* Stored data
# # # # # # #
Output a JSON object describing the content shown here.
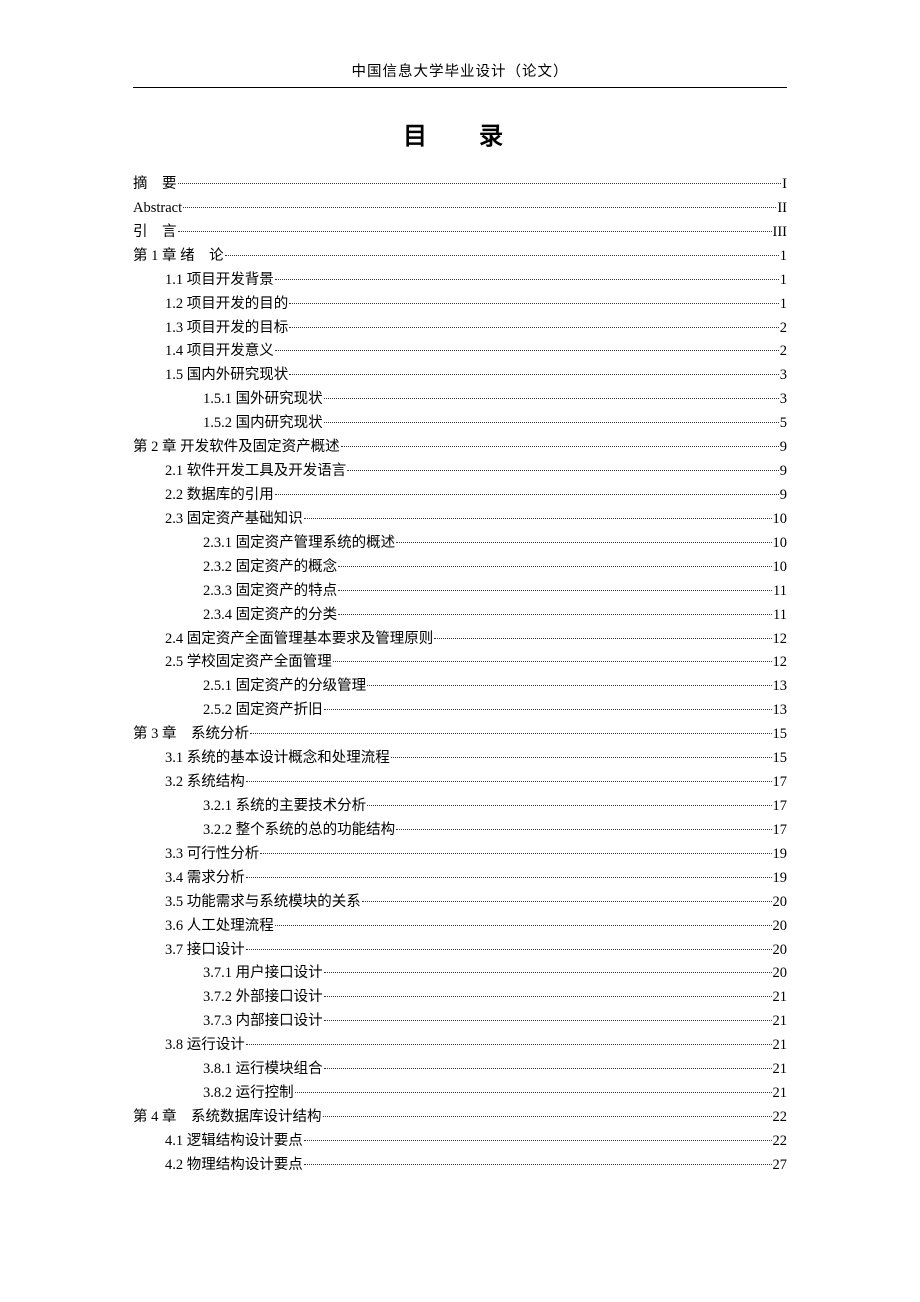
{
  "header": "中国信息大学毕业设计（论文）",
  "title": "目　录",
  "entries": [
    {
      "indent": 0,
      "label": "摘　要",
      "page": "I"
    },
    {
      "indent": 0,
      "label": "Abstract",
      "page": "II"
    },
    {
      "indent": 0,
      "label": "引　言",
      "page": "III"
    },
    {
      "indent": 0,
      "label": "第 1 章 绪　论",
      "page": "1"
    },
    {
      "indent": 1,
      "label": "1.1 项目开发背景",
      "page": "1"
    },
    {
      "indent": 1,
      "label": "1.2 项目开发的目的",
      "page": "1"
    },
    {
      "indent": 1,
      "label": "1.3 项目开发的目标",
      "page": "2"
    },
    {
      "indent": 1,
      "label": "1.4 项目开发意义",
      "page": "2"
    },
    {
      "indent": 1,
      "label": "1.5 国内外研究现状",
      "page": "3"
    },
    {
      "indent": 2,
      "label": "1.5.1 国外研究现状",
      "page": "3"
    },
    {
      "indent": 2,
      "label": "1.5.2 国内研究现状",
      "page": "5"
    },
    {
      "indent": 0,
      "label": "第 2 章 开发软件及固定资产概述",
      "page": "9"
    },
    {
      "indent": 1,
      "label": "2.1 软件开发工具及开发语言",
      "page": "9"
    },
    {
      "indent": 1,
      "label": "2.2 数据库的引用",
      "page": "9"
    },
    {
      "indent": 1,
      "label": "2.3 固定资产基础知识",
      "page": "10"
    },
    {
      "indent": 2,
      "label": "2.3.1 固定资产管理系统的概述",
      "page": "10"
    },
    {
      "indent": 2,
      "label": "2.3.2 固定资产的概念",
      "page": "10"
    },
    {
      "indent": 2,
      "label": "2.3.3 固定资产的特点",
      "page": "11"
    },
    {
      "indent": 2,
      "label": "2.3.4 固定资产的分类",
      "page": "11"
    },
    {
      "indent": 1,
      "label": "2.4 固定资产全面管理基本要求及管理原则",
      "page": "12"
    },
    {
      "indent": 1,
      "label": "2.5 学校固定资产全面管理",
      "page": "12"
    },
    {
      "indent": 2,
      "label": "2.5.1 固定资产的分级管理",
      "page": "13"
    },
    {
      "indent": 2,
      "label": "2.5.2 固定资产折旧",
      "page": "13"
    },
    {
      "indent": 0,
      "label": "第 3 章　系统分析",
      "page": "15"
    },
    {
      "indent": 1,
      "label": "3.1 系统的基本设计概念和处理流程",
      "page": "15"
    },
    {
      "indent": 1,
      "label": "3.2 系统结构",
      "page": "17"
    },
    {
      "indent": 2,
      "label": "3.2.1 系统的主要技术分析",
      "page": "17"
    },
    {
      "indent": 2,
      "label": "3.2.2 整个系统的总的功能结构",
      "page": "17"
    },
    {
      "indent": 1,
      "label": "3.3 可行性分析",
      "page": "19"
    },
    {
      "indent": 1,
      "label": "3.4 需求分析",
      "page": "19"
    },
    {
      "indent": 1,
      "label": "3.5 功能需求与系统模块的关系",
      "page": "20"
    },
    {
      "indent": 1,
      "label": "3.6 人工处理流程",
      "page": "20"
    },
    {
      "indent": 1,
      "label": "3.7 接口设计",
      "page": "20"
    },
    {
      "indent": 2,
      "label": "3.7.1 用户接口设计",
      "page": "20"
    },
    {
      "indent": 2,
      "label": "3.7.2 外部接口设计",
      "page": "21"
    },
    {
      "indent": 2,
      "label": "3.7.3 内部接口设计",
      "page": "21"
    },
    {
      "indent": 1,
      "label": "3.8 运行设计",
      "page": "21"
    },
    {
      "indent": 2,
      "label": "3.8.1 运行模块组合",
      "page": "21"
    },
    {
      "indent": 2,
      "label": "3.8.2 运行控制",
      "page": "21"
    },
    {
      "indent": 0,
      "label": "第 4 章　系统数据库设计结构",
      "page": "22"
    },
    {
      "indent": 1,
      "label": "4.1 逻辑结构设计要点",
      "page": "22"
    },
    {
      "indent": 1,
      "label": "4.2 物理结构设计要点",
      "page": "27"
    }
  ]
}
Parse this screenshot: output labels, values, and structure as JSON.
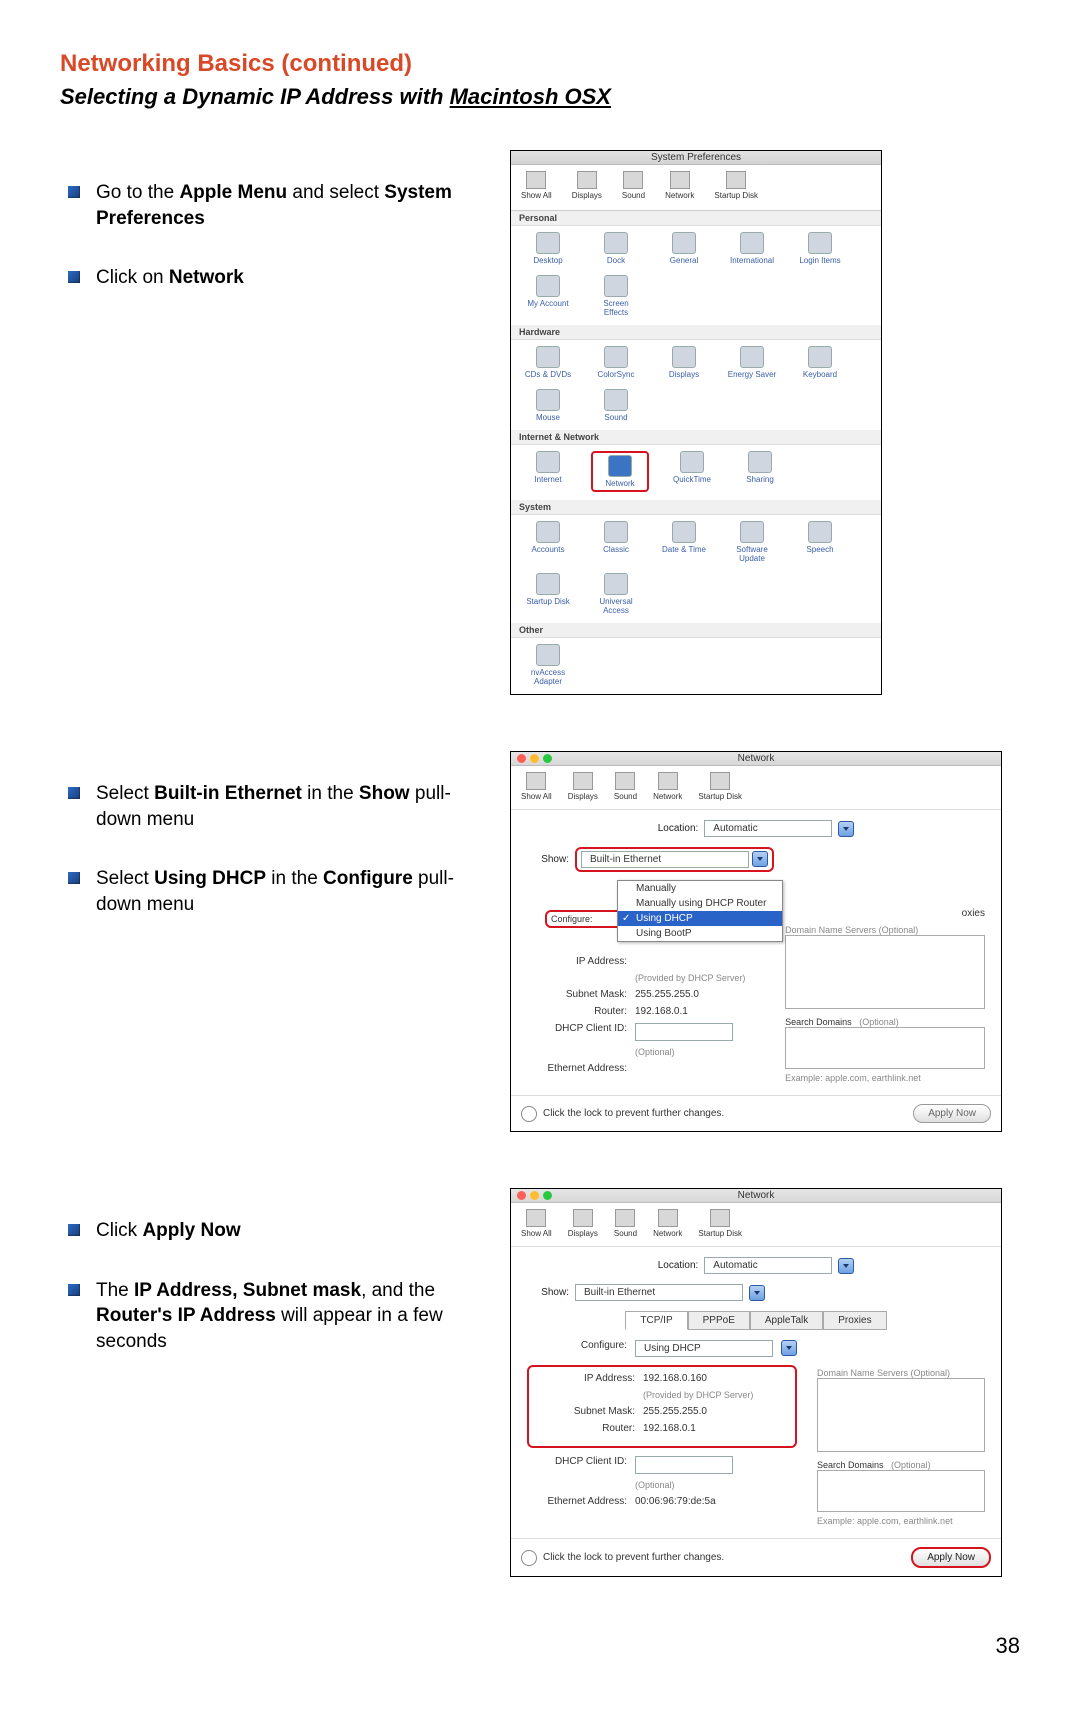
{
  "page": {
    "title": "Networking Basics (continued)",
    "subtitle_a": "Selecting a Dynamic IP Address with ",
    "subtitle_b": "Macintosh OSX",
    "page_number": "38"
  },
  "steps": {
    "s1": "Go to the <b>Apple Menu</b> and select <b>System Preferences</b>",
    "s2": "Click on <b>Network</b>",
    "s3": "Select <b>Built-in Ethernet</b> in the <b>Show</b> pull-down menu",
    "s4": "Select <b>Using DHCP</b> in the <b>Configure</b> pull-down menu",
    "s5": "Click <b>Apply Now</b>",
    "s6": "The <b>IP Address, Subnet mask</b>, and the <b>Router's IP Address</b> will appear in a few seconds"
  },
  "sysprefs": {
    "window_title": "System Preferences",
    "toolbar": [
      "Show All",
      "Displays",
      "Sound",
      "Network",
      "Startup Disk"
    ],
    "categories": {
      "Personal": [
        "Desktop",
        "Dock",
        "General",
        "International",
        "Login Items",
        "My Account",
        "Screen Effects"
      ],
      "Hardware": [
        "CDs & DVDs",
        "ColorSync",
        "Displays",
        "Energy Saver",
        "Keyboard",
        "Mouse",
        "Sound"
      ],
      "Internet & Network": [
        "Internet",
        "Network",
        "QuickTime",
        "Sharing"
      ],
      "System": [
        "Accounts",
        "Classic",
        "Date & Time",
        "Software Update",
        "Speech",
        "Startup Disk",
        "Universal Access"
      ],
      "Other": [
        "nvAccess Adapter"
      ]
    },
    "highlight": "Network"
  },
  "net1": {
    "window_title": "Network",
    "toolbar": [
      "Show All",
      "Displays",
      "Sound",
      "Network",
      "Startup Disk"
    ],
    "location_label": "Location:",
    "location_value": "Automatic",
    "show_label": "Show:",
    "show_value": "Built-in Ethernet",
    "configure_label": "Configure:",
    "dropdown": {
      "opt1": "Manually",
      "opt2": "Manually using DHCP Router",
      "opt3": "Using DHCP",
      "opt4": "Using BootP"
    },
    "proxies_tab": "oxies",
    "ip_label": "IP Address:",
    "ip_note": "(Provided by DHCP Server)",
    "subnet_label": "Subnet Mask:",
    "subnet_value": "255.255.255.0",
    "router_label": "Router:",
    "router_value": "192.168.0.1",
    "dhcpid_label": "DHCP Client ID:",
    "dhcpid_note": "(Optional)",
    "eth_label": "Ethernet Address:",
    "dns_label": "Domain Name Servers  (Optional)",
    "search_label": "Search Domains",
    "search_opt": "(Optional)",
    "example": "Example: apple.com, earthlink.net",
    "lock_text": "Click the lock to prevent further changes.",
    "apply": "Apply Now"
  },
  "net2": {
    "window_title": "Network",
    "toolbar": [
      "Show All",
      "Displays",
      "Sound",
      "Network",
      "Startup Disk"
    ],
    "location_label": "Location:",
    "location_value": "Automatic",
    "show_label": "Show:",
    "show_value": "Built-in Ethernet",
    "tabs": {
      "t1": "TCP/IP",
      "t2": "PPPoE",
      "t3": "AppleTalk",
      "t4": "Proxies"
    },
    "configure_label": "Configure:",
    "configure_value": "Using DHCP",
    "ip_label": "IP Address:",
    "ip_value": "192.168.0.160",
    "ip_note": "(Provided by DHCP Server)",
    "subnet_label": "Subnet Mask:",
    "subnet_value": "255.255.255.0",
    "router_label": "Router:",
    "router_value": "192.168.0.1",
    "dhcpid_label": "DHCP Client ID:",
    "dhcpid_note": "(Optional)",
    "eth_label": "Ethernet Address:",
    "eth_value": "00:06:96:79:de:5a",
    "dns_label": "Domain Name Servers  (Optional)",
    "search_label": "Search Domains",
    "search_opt": "(Optional)",
    "example": "Example: apple.com, earthlink.net",
    "lock_text": "Click the lock to prevent further changes.",
    "apply": "Apply Now"
  }
}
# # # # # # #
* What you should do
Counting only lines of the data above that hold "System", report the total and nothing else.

* Output for this exercise
3